ATHENS, Ga. – John Wall might be a couple of weeks away from playing in his first NCAA tournament, but he knows the difference in playing the kind of defense suited for a deep run in March and the kind that’s tailor-made for an early exit.
And what scares Wall the most is turning the defense off and on, similar to the way No. 3-ranked Kentucky did Wednesday night in its 80-68 beatdown of Georgia at Stegeman Coliseum.
“That’s a game when you go home,” said Wall, his eyebrows raised. “It doesn’t matter what team you’re playing. You might be playing an 8 seed and they might be on fire and you’re not playing defense.
“That’s when you go home.”
The truth is that the Wildcats played enough smothering defense when it counted Wednesday to never really be in danger after halftime.
From the 1:31 mark of the first half until the 16:15 mark of the second half, Georgia was held without a field goal.
Meanwhile, the Wildcats (28-2, 13-2) were reeling off a 12-0 run to open the second half, and it was all the Bulldogs could do to get off a shot.
But here’s the rub: There are no second chances later this month if you play defense in spurts and it ends up burning you for that one game.
“If we start playing defense like that for 40 minutes, we’re going to be scary,” said Wall, who had perhaps his best all-around game of the season with 24 points on 8-of-10 shooting to go along with six assists and three steals.
The Wildcats also had a season-high 14 blocked shots. Freshman DeMarcus Cousins swatted away six of those.
But in the first half, when Kentucky's defense blew hot and cold, he played just eight minutes after picking up two early fouls.
“In the first half, he got beat on every ball and didn’t rebound and got two fouls and had to come out,” Kentucky coach John Calipari said. “In the second half, he played like the beast he is.”
The 6-11, 270-pound Cousins even showed off his guard skills a couple of times in the second half, leading the break.
“I told him, ‘You go get every ball and score in the post and do what you’re doing and block shots, I’ll let you do one or two of those a game,’ ” Calipari quipped. “We’ll be up 15 or 18, and it won’t matter.”
In winning, the Wildcats clinched at least a share of their 44th SEC championship, but there wasn’t a lot of talk about that afterward.
Clearly, this team has loftier goals, and it’s equally clear that this will be this group’s only chance together to win an NCAA championship.

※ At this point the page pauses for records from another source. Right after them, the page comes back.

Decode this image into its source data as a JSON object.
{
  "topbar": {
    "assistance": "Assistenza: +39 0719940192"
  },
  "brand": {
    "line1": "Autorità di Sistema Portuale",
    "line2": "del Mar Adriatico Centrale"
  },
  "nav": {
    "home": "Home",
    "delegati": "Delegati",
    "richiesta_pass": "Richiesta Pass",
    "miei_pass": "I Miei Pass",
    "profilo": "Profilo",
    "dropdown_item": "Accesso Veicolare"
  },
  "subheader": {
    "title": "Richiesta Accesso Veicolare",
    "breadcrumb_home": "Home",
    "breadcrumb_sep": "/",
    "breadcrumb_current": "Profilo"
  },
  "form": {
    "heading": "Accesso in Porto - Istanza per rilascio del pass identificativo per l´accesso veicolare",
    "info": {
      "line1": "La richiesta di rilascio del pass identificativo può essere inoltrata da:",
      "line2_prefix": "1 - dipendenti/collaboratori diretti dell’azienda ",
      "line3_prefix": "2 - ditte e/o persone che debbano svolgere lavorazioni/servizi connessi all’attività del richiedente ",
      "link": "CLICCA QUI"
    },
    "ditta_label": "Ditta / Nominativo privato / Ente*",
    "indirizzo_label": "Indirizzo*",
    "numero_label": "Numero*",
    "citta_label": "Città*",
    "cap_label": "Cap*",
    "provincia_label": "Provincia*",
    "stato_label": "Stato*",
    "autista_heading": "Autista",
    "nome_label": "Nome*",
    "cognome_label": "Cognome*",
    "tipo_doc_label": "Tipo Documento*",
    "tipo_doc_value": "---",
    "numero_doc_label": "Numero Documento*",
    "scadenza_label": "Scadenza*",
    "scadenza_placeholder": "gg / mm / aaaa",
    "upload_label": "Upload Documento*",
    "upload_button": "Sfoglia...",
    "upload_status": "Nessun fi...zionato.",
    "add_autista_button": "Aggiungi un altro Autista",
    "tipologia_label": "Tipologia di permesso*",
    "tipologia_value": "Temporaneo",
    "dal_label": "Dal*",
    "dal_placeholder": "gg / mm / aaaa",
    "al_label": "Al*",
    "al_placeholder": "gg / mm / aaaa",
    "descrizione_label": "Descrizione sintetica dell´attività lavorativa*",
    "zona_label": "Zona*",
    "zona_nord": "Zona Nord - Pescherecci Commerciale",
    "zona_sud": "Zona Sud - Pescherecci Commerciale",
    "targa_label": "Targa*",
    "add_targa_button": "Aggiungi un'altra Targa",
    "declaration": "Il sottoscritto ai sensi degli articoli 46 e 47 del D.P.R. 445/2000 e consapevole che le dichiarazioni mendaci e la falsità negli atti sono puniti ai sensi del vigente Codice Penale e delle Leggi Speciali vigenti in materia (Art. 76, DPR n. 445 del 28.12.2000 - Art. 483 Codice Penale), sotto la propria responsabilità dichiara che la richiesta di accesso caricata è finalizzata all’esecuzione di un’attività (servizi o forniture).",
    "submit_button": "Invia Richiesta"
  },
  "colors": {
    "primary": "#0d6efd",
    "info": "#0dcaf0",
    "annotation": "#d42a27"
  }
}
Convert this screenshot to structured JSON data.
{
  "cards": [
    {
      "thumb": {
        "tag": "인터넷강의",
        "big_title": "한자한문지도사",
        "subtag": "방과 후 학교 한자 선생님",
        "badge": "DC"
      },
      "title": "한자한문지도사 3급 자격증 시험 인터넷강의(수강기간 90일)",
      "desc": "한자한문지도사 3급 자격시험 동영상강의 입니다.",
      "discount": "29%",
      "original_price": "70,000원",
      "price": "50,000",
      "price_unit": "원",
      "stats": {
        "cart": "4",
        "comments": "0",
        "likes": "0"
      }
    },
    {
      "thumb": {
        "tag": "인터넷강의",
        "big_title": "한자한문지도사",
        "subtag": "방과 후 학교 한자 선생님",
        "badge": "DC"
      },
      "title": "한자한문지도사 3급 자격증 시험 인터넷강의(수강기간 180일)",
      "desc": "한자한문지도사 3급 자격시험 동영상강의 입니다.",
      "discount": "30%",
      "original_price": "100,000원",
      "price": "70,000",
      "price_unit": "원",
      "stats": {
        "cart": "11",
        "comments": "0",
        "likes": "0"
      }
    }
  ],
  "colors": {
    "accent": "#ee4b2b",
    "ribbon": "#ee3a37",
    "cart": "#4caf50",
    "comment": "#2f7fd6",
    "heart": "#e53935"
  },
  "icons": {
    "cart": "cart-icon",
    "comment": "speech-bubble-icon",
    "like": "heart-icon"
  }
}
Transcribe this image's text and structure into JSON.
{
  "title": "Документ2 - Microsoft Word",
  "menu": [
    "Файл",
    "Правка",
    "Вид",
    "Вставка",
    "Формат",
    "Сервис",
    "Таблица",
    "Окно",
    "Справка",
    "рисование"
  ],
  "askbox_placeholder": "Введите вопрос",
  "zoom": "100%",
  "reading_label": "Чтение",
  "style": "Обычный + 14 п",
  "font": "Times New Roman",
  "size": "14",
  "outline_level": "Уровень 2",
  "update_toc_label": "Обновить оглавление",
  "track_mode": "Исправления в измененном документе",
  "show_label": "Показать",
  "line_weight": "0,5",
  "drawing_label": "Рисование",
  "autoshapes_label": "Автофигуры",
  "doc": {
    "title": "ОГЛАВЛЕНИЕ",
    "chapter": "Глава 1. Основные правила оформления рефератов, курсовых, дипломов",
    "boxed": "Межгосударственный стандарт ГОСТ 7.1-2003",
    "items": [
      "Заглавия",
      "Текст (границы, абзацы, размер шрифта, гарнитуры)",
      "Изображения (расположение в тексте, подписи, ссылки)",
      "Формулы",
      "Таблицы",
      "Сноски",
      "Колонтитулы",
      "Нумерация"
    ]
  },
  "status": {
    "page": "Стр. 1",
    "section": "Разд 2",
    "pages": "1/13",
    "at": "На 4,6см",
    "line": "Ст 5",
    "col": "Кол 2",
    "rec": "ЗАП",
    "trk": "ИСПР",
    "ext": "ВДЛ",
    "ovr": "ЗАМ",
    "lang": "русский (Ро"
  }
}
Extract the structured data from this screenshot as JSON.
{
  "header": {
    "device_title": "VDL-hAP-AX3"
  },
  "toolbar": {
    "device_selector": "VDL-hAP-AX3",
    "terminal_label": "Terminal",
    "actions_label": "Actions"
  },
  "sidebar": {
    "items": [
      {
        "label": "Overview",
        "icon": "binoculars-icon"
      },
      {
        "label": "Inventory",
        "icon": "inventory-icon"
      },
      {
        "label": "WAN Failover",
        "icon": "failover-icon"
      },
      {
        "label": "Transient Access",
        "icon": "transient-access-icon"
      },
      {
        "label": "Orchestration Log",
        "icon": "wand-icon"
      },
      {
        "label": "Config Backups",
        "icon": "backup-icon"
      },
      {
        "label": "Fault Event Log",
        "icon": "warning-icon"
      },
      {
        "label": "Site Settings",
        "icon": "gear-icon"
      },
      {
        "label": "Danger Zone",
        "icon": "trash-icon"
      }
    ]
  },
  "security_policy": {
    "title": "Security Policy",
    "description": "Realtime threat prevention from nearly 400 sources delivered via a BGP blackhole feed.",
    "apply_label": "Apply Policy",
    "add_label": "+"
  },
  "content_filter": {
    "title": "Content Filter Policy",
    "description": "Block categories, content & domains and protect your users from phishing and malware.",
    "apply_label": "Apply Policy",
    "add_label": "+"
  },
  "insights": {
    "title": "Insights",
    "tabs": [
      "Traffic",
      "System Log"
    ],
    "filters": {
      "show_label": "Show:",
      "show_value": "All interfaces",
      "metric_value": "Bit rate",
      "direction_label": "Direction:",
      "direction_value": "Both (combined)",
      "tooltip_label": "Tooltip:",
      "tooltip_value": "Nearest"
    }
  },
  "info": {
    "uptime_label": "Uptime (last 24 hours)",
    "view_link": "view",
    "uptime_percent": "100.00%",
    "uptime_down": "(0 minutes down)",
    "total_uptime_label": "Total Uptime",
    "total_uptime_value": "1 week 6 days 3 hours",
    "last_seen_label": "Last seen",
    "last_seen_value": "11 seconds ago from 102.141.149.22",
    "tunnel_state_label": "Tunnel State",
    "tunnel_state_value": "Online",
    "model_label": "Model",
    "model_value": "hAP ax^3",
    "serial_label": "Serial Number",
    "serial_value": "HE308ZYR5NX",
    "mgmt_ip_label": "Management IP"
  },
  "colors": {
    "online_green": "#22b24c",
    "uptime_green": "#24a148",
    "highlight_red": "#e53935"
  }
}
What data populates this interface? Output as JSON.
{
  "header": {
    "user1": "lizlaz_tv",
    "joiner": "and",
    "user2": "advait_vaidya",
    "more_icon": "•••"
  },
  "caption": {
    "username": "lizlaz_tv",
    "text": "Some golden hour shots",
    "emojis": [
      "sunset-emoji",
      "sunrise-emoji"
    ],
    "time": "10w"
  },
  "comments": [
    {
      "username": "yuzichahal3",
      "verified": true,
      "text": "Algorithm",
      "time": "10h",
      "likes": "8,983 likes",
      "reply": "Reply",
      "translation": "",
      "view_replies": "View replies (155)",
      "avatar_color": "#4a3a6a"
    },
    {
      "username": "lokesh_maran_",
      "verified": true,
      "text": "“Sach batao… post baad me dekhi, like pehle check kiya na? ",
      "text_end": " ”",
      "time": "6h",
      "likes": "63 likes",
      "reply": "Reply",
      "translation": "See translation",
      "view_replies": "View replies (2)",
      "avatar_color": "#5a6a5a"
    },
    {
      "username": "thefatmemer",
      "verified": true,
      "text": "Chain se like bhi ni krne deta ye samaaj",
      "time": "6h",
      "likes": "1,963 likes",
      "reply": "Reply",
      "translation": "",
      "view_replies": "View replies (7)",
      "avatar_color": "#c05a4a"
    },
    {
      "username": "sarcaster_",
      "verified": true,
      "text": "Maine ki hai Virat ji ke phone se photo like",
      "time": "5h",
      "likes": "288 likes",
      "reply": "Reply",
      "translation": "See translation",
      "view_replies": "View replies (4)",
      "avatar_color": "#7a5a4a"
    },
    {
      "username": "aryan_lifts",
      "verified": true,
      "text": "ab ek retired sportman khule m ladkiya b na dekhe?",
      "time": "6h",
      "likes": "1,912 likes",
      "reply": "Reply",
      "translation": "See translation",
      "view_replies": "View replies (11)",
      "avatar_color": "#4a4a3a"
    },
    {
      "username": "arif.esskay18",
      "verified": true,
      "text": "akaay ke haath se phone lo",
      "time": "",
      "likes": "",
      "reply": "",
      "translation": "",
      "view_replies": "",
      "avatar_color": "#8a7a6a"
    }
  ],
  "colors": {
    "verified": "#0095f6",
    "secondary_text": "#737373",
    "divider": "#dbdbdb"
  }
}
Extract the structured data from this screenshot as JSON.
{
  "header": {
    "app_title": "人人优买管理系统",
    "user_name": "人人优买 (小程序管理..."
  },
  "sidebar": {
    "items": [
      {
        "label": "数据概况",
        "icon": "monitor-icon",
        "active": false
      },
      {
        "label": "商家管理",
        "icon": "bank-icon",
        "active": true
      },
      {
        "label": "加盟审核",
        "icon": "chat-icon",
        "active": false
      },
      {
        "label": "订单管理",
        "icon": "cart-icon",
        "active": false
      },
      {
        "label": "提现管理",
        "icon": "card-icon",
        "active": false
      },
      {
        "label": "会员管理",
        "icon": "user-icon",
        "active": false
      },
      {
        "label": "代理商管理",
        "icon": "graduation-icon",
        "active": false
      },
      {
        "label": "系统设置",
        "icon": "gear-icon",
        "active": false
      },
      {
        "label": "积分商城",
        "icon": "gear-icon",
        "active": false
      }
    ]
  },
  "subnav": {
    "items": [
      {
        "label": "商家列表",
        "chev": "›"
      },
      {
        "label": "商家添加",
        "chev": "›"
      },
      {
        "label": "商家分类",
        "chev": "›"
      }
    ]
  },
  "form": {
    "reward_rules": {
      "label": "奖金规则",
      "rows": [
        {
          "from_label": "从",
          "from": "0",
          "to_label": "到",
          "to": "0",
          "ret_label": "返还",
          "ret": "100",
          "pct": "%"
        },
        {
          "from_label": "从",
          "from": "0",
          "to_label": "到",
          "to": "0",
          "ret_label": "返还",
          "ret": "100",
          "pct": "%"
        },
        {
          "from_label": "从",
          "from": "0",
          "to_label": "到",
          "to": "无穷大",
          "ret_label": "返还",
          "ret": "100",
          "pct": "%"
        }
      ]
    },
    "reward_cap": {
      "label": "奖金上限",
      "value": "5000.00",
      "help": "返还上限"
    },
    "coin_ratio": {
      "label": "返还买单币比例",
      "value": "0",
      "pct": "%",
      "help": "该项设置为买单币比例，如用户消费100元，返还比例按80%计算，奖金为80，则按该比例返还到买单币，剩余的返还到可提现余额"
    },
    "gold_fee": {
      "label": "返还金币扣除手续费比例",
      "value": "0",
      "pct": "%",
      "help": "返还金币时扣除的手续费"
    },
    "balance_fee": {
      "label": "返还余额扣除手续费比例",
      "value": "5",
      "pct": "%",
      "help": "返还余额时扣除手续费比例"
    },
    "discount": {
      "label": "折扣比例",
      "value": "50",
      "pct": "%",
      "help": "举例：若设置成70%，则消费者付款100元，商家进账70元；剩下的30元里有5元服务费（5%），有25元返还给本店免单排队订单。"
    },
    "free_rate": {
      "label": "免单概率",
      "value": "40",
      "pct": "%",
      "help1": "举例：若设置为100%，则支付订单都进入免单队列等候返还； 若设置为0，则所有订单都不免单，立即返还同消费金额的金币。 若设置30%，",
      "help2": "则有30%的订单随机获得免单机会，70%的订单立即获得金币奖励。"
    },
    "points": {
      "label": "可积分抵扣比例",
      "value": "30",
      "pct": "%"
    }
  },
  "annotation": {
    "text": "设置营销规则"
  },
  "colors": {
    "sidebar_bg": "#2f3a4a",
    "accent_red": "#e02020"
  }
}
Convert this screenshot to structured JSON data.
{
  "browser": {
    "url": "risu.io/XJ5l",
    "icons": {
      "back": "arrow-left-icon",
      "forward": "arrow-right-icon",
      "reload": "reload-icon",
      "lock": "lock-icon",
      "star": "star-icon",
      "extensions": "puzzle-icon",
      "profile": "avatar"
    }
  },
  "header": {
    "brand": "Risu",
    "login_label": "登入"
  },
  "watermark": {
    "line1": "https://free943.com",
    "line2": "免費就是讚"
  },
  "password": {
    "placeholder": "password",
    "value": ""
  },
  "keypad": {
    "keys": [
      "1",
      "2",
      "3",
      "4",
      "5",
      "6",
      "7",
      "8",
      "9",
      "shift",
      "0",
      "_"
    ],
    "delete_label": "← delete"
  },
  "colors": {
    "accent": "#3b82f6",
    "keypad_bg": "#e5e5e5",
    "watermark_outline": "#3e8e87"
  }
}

Calipari acknowledged that Sunday’s game against Florida at Rupp Arena could turn into “Senior Day” for a lot of his players. Wall and Cousins are both almost certainly gone, while junior Patrick Patterson and freshman Eric Bledsoe could also be playing their farewell games at Rupp.
“Each situation is different, but I’ll sit down and be honest with every one of them,” Calipari said. “In most cases, you know what I’m going to say, because I’ve done it my whole career and then we’ll go back and better sign four or five more guys. Hopefully, they’re as good as the group we just brought in. And then after that, we’ll try to bring in four or five more.
“It’s a different day and age. You don’t have guys for three and four years.”
Wall did his best to deflect any talk about the likelihood that he will be playing his final game in Rupp Arena on Sunday.
But the more he talked, the more it sounded like this would be his one and only chance at an NCAA championship ring.
“College is a great experience, to have a chance to play with a great coaching staff,” Wall said. “And playing at Kentucky makes you want to come back. The team that we have … it’s a once-in-a-lifetime chance to have a team with this talent and have a chance to do something great.
“I’m just enjoying it while it lasts and will make a decision after the season is over.”
After shooting just 16 percent from 3-point range in its last four games, Kentucky was 8-of-24 (33.3 percent) against Georgia. Darnell Dodson came off the bench to hit three 3-pointers. He was 2 of his previous 21 from 3-point range prior to Wednesday’s game.
Calipari, who earlier refused to call it a slump, took the blame for his team’s shooting woes.
“About two weeks ago, I backed off in practice. I didn’t want to get anybody hurt,” Calipari said. “We lost a little bit of our edge.
"The shooting stuff we do, a lot of it ended up being tiptoe shooting.”
And it carried over into the games.
“If you’re tiptoe shooting, you’re not really getting into your shot,” Wall explained.
Of course, nobody ever accused Wall of being a pure shooter. He laughs about that characterization and says he’d rather be known as a money shooter.
“I’ve been hearing that, but I can make shots when it’s time to make shots,” Wall said. “I might not make them the whole game, and I might not be the best shooter there is in the country.
“But I can make shots when it’s time to make shots.”
Likewise, the Wildcats can play defense when it’s time to play defense.
The tricky part is playing that kind of ‘D’ for the entire game, a prerequisite if the Wildcats are going to make good on their march through March.
“We’ve got to keep doing what we’re doing … and don’t stop,” Wall said.